Ms. Wallis is not alone in her experience of knee problems -- I have them myself, and so do some of my students. (The older we get, the more likely we are to have this as a problem area.)

In fact, one of my favorite dance teachers, Anahid Sofian in New York City, started learning belly dance on the recommendation of her physical therapist. In doing modern dance, she had overworked her knees, and was in pain. She sought help from her doctors, who then prescribed physical therapy. Her therapist recommended belly dance as a therapeutic exercise. She tried it, became entranced by the art form, and from there went on to become one of the world's leading choreographers and teachers in this area.

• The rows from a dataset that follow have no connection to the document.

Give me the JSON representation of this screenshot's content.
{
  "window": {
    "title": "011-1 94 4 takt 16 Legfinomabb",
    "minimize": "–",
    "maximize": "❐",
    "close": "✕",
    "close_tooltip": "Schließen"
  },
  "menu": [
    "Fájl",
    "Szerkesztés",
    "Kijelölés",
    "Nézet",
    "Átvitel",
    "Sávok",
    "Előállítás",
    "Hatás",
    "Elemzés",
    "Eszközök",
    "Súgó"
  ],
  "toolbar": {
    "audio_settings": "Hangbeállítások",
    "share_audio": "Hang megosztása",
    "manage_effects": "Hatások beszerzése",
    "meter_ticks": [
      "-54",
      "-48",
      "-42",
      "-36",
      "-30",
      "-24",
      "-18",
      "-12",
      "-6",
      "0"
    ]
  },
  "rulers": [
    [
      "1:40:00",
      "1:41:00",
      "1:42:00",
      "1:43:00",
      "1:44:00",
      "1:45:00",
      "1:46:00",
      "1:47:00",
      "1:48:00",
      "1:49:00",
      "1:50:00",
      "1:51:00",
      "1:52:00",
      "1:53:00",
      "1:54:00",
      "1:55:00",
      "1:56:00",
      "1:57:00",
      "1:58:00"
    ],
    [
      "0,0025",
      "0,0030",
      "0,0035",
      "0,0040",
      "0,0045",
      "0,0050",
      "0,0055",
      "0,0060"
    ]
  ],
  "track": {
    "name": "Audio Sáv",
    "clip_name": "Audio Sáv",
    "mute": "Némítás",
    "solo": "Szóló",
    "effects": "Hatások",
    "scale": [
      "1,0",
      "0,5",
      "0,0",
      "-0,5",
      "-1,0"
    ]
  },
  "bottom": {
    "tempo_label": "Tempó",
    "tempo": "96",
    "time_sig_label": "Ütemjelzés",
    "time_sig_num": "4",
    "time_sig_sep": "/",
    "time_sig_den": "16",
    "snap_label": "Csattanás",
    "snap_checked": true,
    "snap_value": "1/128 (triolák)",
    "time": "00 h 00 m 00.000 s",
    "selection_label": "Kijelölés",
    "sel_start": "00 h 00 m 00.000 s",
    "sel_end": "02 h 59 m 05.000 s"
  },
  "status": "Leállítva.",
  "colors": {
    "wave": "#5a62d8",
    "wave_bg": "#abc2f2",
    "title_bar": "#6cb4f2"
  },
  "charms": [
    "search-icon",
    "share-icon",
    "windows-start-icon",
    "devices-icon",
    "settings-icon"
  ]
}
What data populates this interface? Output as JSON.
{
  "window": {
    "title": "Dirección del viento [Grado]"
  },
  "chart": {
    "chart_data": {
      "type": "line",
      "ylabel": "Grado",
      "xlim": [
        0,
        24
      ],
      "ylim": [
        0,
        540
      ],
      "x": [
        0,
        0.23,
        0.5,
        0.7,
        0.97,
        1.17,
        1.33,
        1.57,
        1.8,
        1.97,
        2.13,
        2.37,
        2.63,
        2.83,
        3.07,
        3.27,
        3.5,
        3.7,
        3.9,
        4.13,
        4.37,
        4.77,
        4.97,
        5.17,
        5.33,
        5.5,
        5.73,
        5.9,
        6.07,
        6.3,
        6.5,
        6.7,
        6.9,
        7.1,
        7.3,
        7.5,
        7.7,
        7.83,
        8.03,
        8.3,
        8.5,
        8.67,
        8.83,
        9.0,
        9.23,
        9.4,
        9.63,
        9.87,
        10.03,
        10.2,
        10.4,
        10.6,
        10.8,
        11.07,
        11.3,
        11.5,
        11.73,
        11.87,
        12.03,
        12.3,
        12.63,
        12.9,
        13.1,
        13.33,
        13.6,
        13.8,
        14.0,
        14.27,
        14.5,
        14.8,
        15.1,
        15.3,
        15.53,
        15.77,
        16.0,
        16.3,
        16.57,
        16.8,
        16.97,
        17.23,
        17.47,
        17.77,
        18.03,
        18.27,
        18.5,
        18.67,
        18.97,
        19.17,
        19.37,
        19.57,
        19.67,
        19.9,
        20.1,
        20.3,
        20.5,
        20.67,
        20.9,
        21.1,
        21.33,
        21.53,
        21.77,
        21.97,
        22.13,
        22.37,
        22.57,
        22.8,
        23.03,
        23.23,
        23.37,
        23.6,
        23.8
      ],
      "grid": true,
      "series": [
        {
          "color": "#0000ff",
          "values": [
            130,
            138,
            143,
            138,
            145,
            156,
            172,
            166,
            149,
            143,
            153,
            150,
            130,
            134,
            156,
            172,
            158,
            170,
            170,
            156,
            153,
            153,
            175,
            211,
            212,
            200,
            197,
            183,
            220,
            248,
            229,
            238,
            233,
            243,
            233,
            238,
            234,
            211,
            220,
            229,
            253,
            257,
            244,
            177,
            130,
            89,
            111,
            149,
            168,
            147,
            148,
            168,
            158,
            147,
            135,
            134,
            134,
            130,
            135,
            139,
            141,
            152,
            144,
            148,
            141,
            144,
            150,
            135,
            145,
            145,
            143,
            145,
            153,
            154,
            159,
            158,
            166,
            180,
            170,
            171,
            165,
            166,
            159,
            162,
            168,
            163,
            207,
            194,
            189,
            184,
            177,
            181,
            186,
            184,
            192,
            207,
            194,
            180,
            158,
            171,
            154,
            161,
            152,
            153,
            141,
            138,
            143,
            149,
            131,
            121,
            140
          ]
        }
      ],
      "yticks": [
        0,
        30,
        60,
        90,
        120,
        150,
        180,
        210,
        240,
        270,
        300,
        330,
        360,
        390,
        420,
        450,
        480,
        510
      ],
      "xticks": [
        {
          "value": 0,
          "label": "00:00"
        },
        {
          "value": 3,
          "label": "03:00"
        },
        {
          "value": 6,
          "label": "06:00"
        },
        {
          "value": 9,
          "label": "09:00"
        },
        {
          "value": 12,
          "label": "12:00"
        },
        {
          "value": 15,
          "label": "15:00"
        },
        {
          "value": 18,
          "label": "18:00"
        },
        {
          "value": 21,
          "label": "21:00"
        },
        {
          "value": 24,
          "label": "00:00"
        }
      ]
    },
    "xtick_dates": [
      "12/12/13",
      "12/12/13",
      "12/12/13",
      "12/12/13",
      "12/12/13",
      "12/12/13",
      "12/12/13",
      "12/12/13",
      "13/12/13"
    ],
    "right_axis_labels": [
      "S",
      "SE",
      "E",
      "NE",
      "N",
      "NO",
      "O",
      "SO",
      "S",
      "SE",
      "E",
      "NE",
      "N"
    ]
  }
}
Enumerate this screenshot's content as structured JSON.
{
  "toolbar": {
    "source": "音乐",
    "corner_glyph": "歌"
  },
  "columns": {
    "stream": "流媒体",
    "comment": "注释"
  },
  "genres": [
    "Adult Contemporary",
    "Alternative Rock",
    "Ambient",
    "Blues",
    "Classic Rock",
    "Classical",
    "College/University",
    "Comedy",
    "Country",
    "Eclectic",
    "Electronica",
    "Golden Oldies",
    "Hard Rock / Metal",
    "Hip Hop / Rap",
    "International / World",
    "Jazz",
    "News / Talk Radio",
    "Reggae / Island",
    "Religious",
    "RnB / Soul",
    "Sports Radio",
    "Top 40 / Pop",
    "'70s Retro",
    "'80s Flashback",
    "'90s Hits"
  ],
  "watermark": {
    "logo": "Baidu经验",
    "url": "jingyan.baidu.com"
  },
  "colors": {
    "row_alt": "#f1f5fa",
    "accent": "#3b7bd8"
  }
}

Fortunately for us, we can ALL use belly dance as a therapeutic exercise. The key ingredient that makes this work? We dance in a "bent-knee" posture. ALL of our movements involve keeping our knees just slightly bent. This means that:
1) We strengthen our thighs AND our abs (we need strong abs to make this work),
2) We lengthen our lower back, getting our pelvis to align straight with the floor -- this helps a LOT to release lower back tension!, and
3) We strengthen the muscles around our knees.

Belly dance is an ancient, beautiful, and sensual women's art form. It is very likely the oldest dance form on this planet, although other "native/folk" dances (e.g., Polynesian, African) could have started around the same time. Because belly dance is such an old art form, it is very aligned with how our bodies are naturally designed to move. (In contrast, more recent dance forms, such as ballet, are much more "artificial," and can actually produce joint damage.)

Our bodies were naturally designed to have - and work best when - we are in a posture where our pelvis is aligned with the floor, our knees are slightly bent (this helps with pelvic alignment), and our spine and neck are "lengthened" so that the top of our heads reaches towards the sky. This is the posture that we practise and use in belly dance.

This pelvic-aligned, bent-knee, spine-lengthened posture helps us be more naturally graceful and beautiful. (Not to mention, it gives the immediate impression of losing ten pounds!) With this as a framework, we create elegant and sensual movements -- all while being non-impact!

For those that would like to add a fun way to strengthen their bodies, and feel and look much better, belly dance would be a great exercise alternative!

Monday, October 13, 2008

Darlings -- reinstating our blog. Test run!